Filter the listing below, keeping only the lines with the word "data".

▼

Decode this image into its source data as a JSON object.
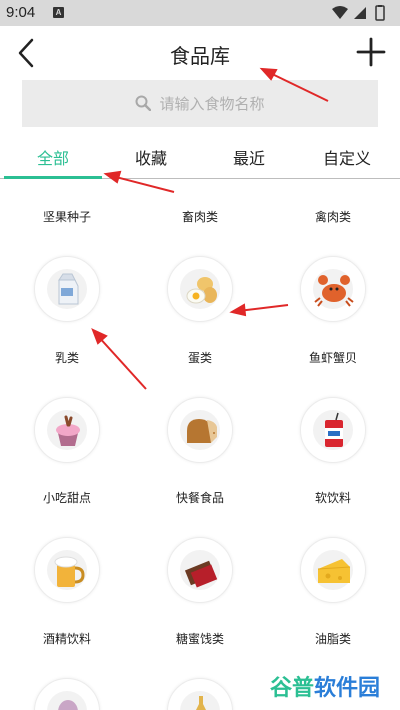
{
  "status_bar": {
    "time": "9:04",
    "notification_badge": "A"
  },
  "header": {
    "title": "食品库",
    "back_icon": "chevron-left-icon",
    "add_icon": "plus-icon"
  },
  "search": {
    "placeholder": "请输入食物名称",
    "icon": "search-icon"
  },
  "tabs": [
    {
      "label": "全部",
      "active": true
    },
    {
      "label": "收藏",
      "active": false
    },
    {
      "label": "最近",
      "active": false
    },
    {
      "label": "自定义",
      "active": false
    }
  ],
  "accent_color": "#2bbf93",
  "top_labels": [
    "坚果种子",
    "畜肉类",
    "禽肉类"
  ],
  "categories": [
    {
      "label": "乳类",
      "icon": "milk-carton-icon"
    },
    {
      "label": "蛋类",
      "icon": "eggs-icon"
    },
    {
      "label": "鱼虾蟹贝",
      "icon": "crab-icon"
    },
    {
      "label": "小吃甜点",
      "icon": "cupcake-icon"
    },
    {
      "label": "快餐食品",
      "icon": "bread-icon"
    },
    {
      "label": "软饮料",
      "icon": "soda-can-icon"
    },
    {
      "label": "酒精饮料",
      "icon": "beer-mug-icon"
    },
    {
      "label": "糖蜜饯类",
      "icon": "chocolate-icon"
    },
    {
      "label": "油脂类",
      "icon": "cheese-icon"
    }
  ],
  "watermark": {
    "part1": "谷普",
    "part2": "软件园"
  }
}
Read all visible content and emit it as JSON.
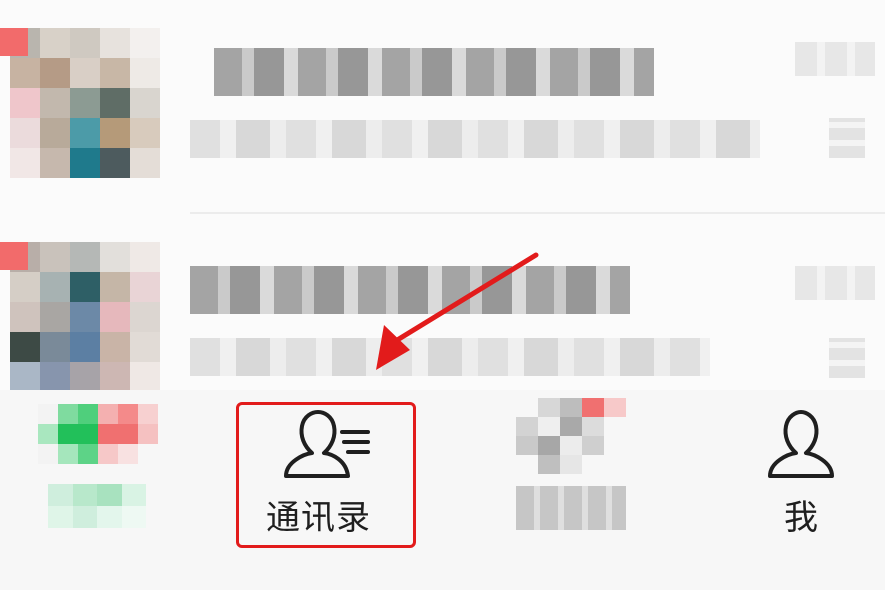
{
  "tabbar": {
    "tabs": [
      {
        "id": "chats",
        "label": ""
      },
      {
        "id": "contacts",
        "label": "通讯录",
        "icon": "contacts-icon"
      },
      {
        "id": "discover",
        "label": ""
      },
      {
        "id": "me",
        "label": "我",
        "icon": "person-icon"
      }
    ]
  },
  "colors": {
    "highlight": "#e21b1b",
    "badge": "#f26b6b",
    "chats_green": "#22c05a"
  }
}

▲
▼

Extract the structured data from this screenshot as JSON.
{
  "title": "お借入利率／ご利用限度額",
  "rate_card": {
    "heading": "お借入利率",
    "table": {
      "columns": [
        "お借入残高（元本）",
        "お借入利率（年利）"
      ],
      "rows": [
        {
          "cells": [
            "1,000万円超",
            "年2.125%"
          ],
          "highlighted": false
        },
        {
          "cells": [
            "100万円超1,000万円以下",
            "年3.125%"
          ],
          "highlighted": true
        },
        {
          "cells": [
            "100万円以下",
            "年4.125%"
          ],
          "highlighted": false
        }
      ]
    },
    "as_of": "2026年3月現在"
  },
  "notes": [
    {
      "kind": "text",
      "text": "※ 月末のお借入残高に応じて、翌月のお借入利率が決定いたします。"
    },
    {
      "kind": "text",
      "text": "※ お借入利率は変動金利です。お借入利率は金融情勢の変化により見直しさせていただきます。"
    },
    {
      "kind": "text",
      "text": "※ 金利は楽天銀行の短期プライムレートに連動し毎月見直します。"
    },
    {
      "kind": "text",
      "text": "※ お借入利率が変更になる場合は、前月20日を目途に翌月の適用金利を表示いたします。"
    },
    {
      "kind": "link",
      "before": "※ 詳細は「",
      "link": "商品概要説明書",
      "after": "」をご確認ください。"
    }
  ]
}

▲

> RESPONSE BELOW:
Decode this image into its source data as a JSON object.
Extract the structured data from this screenshot as JSON.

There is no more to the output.